Application and Web-API Fuzzers #

Fuzzing or Fuzz-Testing is the process of sending random or malformed data to an application or instrumented function in order to cause unexpected behavior. This helps you discover bugs and potential security issues that other QA processes may miss.

GitLab includes Web-API Fuzzing (fuzz testing of API operation parameters) and Coverage-Guided Fuzzing (sends random inputs to an instrumented version of your application).

Step 2: Explanation of each of the CI/CD job #

There’s a bunch of CI/CD jobs that do a bunch of different things, I’ll briefly explain them below:

  • build: Builds the container image for using the application in Kubernetes
  • pages: Build the documentation using Go Hugo Static Site Generator
  • unit: Runs Unit Tests from the application
  • gemnasium-python-dependency_scanning: Overwrites the pre_script of dependency scanning to install required system dependencies
  • container_scanning: Overwrites the image being scanned depending on the branch
  • license_scanning: Overwrites the pre_script of license scanning to install required system dependencies
  • secret_detection: Overwrites the variable to allow historic secret detection
  • coverage-guided-fuzzing: Runs fuzzing on a provided instrumented file
  • deploy: Installs ingress, mariadb, and notes application to Kubernetes cluster.
  • dast: Overwrites paths used for running dast
  • dast_api: Overwrites paths used for running dast_api
  • apifuzzer_fuzz: Overwrites paths used for running api-fuzzing
  • cleanup-db: Resets notes which have been added via dynamic security scans

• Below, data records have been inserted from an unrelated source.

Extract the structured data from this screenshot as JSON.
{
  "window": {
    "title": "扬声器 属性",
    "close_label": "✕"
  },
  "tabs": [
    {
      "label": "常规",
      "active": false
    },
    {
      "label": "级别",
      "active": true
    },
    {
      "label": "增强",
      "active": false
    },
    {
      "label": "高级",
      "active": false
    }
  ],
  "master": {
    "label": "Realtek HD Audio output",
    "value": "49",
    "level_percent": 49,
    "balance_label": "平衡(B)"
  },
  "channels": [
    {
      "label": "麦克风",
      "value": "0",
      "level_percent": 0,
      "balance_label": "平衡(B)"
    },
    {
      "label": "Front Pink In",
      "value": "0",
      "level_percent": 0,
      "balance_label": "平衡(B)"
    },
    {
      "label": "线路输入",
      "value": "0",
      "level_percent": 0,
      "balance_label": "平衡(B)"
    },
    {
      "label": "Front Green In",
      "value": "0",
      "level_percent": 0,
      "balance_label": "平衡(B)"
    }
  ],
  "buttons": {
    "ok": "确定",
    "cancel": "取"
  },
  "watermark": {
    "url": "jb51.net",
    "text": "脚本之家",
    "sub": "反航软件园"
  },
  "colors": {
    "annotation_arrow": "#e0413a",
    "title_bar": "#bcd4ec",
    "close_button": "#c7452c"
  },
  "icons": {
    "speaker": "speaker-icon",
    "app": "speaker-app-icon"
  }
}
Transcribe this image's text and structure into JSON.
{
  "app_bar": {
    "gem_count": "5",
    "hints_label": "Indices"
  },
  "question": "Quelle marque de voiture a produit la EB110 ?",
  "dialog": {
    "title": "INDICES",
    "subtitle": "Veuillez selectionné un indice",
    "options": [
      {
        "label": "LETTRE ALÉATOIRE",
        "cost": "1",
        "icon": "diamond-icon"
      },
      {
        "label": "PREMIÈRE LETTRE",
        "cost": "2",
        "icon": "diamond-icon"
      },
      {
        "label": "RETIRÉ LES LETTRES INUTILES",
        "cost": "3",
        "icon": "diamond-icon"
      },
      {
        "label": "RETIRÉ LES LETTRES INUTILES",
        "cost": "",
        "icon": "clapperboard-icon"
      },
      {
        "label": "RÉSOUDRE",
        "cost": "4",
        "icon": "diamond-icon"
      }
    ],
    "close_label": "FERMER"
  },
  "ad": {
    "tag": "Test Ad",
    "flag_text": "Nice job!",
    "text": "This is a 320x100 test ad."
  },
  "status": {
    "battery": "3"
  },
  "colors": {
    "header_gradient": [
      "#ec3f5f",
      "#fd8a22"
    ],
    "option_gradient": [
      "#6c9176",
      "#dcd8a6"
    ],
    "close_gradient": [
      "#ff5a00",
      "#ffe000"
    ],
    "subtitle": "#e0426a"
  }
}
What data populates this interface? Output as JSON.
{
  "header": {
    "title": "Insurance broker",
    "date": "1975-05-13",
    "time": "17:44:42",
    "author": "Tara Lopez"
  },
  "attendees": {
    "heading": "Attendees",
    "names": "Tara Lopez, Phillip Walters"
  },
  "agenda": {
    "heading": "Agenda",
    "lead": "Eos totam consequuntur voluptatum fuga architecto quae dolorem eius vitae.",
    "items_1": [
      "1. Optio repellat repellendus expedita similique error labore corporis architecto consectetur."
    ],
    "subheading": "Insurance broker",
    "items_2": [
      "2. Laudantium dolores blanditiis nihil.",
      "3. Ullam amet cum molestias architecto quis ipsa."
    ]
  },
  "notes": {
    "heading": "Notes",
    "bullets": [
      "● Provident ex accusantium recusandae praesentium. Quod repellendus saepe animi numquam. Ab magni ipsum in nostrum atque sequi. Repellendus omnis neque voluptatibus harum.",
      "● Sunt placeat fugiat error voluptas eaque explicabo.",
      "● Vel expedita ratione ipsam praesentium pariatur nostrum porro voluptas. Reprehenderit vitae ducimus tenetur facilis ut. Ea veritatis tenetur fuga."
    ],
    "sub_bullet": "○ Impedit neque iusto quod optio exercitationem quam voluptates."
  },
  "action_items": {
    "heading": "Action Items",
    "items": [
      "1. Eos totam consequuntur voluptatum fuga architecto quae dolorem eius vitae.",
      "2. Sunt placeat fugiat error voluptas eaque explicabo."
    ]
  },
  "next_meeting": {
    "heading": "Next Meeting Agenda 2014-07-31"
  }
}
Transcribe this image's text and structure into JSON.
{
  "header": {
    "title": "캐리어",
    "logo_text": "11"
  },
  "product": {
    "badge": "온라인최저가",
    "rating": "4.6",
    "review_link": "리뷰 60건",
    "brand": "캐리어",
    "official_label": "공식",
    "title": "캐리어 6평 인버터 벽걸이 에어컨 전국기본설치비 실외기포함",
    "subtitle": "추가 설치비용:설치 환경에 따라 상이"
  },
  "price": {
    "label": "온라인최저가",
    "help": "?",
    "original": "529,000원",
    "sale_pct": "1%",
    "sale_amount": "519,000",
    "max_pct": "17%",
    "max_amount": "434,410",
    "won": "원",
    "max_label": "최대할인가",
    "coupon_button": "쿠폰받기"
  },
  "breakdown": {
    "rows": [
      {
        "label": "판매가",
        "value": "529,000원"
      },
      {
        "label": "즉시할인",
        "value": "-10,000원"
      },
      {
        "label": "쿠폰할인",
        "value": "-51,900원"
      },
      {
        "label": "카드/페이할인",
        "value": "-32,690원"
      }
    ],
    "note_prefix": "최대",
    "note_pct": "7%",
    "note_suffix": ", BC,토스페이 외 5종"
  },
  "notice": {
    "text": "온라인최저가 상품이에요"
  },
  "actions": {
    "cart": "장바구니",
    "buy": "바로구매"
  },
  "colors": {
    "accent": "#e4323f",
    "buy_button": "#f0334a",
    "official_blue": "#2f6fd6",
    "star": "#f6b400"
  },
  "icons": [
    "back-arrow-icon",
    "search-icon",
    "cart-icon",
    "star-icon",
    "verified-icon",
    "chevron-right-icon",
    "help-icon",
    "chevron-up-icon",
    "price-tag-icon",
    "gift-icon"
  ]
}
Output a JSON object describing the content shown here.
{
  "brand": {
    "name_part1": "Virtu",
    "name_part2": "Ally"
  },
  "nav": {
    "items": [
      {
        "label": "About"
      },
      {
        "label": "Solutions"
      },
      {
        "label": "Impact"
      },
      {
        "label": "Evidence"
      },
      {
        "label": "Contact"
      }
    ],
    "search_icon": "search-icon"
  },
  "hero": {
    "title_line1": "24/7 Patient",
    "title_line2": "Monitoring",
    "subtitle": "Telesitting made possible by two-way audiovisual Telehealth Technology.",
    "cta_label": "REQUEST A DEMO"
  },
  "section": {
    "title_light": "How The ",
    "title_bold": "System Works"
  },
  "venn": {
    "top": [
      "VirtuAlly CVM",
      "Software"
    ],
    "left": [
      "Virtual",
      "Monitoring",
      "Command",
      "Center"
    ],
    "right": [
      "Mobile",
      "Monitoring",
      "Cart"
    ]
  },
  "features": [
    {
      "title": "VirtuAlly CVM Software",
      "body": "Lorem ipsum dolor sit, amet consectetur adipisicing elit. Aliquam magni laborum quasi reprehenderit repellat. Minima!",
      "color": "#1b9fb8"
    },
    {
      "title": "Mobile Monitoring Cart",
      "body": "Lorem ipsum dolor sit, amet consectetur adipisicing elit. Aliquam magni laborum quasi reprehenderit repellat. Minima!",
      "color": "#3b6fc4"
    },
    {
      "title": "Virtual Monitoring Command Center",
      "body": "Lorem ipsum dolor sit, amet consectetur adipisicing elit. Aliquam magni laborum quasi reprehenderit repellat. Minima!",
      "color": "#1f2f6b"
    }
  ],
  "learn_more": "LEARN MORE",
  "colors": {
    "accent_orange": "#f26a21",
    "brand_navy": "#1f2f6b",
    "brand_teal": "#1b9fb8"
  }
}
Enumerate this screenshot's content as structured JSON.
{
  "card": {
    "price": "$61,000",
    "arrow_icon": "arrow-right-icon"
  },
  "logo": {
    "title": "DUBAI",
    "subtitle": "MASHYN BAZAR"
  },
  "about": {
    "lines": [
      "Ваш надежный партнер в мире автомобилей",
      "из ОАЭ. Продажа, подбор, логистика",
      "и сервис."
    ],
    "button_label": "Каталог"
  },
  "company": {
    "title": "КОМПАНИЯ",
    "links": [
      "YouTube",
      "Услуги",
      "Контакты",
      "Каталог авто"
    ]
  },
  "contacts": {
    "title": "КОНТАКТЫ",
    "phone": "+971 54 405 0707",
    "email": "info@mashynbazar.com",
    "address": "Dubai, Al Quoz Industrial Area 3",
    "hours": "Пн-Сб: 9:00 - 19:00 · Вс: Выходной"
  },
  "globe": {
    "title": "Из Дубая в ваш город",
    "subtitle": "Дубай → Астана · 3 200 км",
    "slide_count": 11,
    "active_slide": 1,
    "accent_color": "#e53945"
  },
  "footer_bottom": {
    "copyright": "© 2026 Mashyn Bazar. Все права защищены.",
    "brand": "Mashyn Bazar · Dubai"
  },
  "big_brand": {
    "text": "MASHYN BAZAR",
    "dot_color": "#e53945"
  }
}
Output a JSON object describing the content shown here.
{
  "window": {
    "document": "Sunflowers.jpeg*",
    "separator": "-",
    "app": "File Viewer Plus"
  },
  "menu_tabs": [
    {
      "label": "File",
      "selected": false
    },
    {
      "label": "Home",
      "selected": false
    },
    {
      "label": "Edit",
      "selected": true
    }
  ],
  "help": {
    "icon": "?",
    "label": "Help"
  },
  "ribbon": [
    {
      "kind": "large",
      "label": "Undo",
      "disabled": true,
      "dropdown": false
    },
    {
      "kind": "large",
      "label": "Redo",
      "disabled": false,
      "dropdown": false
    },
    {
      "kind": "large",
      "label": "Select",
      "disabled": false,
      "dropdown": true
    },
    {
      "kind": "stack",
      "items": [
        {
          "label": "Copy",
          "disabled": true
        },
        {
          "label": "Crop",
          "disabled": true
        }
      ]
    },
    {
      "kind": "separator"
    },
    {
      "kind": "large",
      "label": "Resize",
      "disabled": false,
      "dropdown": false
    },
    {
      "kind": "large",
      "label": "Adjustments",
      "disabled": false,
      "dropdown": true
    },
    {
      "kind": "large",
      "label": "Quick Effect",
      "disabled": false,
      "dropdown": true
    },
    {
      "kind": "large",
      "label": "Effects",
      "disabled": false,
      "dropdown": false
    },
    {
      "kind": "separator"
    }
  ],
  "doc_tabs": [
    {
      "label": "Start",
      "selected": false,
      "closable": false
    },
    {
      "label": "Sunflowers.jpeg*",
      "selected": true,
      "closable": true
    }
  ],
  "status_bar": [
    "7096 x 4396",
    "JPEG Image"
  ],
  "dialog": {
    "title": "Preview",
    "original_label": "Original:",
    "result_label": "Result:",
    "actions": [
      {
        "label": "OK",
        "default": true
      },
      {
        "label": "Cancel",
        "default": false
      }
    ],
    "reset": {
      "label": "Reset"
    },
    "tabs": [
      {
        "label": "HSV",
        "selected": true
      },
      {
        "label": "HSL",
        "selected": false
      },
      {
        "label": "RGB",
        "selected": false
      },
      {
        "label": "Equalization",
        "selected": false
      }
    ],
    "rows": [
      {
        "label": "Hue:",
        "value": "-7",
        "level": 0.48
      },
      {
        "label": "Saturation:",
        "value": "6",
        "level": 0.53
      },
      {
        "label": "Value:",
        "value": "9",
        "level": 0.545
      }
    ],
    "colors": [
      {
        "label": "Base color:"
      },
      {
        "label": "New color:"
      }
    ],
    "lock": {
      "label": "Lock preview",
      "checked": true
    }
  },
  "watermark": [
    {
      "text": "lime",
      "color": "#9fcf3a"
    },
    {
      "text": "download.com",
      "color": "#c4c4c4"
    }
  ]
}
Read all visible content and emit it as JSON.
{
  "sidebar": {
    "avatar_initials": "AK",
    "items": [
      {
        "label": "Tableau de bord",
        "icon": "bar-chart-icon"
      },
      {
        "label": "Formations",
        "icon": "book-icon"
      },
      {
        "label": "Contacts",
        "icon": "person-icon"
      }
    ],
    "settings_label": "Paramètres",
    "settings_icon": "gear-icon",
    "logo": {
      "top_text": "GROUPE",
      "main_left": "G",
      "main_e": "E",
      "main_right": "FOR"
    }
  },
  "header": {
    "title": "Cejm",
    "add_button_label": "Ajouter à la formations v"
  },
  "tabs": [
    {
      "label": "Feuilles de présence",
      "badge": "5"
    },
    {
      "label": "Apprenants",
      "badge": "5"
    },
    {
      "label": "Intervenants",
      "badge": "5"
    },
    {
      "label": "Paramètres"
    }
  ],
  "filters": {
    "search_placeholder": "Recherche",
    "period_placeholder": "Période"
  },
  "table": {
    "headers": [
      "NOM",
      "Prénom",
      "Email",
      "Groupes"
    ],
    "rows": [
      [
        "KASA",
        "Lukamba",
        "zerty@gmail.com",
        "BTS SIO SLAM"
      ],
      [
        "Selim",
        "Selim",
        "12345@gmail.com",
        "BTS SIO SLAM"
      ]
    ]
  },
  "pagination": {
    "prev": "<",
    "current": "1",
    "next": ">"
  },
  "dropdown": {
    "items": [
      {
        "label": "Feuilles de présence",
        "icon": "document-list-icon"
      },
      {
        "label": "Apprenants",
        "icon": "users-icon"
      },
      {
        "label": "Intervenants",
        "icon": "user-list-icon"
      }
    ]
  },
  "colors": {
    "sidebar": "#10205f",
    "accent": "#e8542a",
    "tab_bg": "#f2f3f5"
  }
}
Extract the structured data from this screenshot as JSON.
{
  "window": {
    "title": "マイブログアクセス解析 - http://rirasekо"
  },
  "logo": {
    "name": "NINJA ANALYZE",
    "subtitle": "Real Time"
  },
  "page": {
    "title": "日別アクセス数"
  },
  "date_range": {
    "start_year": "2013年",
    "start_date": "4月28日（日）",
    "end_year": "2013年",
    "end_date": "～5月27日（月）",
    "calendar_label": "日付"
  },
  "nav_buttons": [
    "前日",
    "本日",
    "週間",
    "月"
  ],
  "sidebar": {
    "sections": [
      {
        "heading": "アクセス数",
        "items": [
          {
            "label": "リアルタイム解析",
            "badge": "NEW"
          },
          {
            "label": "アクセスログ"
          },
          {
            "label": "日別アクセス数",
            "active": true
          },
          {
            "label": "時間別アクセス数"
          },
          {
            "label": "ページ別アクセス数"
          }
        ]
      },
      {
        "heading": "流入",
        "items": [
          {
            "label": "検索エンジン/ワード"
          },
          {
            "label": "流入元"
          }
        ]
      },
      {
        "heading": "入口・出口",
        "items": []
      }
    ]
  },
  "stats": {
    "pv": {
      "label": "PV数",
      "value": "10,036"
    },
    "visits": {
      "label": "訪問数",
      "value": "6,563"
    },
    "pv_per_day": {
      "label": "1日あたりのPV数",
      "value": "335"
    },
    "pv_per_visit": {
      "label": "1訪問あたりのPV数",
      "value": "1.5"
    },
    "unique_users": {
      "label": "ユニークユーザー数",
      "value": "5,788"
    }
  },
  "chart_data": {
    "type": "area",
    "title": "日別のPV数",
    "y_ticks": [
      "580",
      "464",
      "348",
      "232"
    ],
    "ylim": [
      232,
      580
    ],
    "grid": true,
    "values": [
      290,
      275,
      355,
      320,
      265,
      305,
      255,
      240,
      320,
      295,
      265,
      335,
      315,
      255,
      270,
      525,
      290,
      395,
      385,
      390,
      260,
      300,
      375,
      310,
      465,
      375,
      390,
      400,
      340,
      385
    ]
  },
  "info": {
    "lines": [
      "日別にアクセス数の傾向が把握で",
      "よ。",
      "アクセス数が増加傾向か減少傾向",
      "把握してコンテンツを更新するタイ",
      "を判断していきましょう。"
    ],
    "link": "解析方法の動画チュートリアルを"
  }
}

Step 3: Setting up Merge-Request Approvals (Vulnerabilities) #

Code review is an essential practice of every successful project. Approving a merge request is an important part of the review process, as it clearly communicates the ability to merge the change.

GitLab provides Security guard-rails to prevent vulnerable code from being merged without approval. This includes vulnerabilities as well as incompatible licenses. Now let’s setup these guardrails, known as merge-request approvals.

  1. Go to the the Security & Compliance left navigation menu and press Policies

  2. Click on the New policy button

  3. Press the Select policy button under the Scan result policy section

  4. Fill out the following information:

  • Name: Policy Name
  • Description: Policy Description
  1. Check the Enabled button under Policy status

  2. Create a Rule

IF Select all find(s) more than 0 Select all Newly detected vulnerabilities in an open merge request targeting main

  1. Create an Action

THEN Require approval from 1 of the following approvers

  1. Add any username/group (other than yours) in the Search users or groups drop down

  2. Click on the Configure with a merge request button

  3. Merge the newly added code

Note: You will notice a new project was created to store the policies

Step 4: Creating a License Policy #

License Policies allow you to declare licenses as either approved or denied. When Merge-Request Approvals are set up a denied license will block an MR from being merged.

  1. Under the Security & Compliance left navigation menu, go to License Compliance

  2. Click on Policies

  3. Click on Add license and related policy

  4. Type in Apache License 2.0, select Deny, and press Submit

  5. The Apache License 2.0 should now be added with a confirmation

  6. Follow Steps 3-5 for GNU Affero General Public License v3 or later (AGPLv3+)

Note: Make sure you type it completely as is, and don’t select from the dropdown, License Scanning currently requires exact patterns.

Step 5: Setting up Merge-Request Approvals (Licenses) #

Setting up the License Check enables us to require approval if any licenses within the denylist are present. We setup the denylist in the previous step.

  1. Click on the Update approvals button

  2. Set Approvals required to 1

  3. Add any username/group other than yours in the Search users or groups drop down

  4. Click on the Update approvers button

Note: You should now have a confirmation that License Approvals have been enabled

Congratulations! You have now successfully run Security Scans and enabled DevSecOps for your application.

Previous Lesson Next Lesson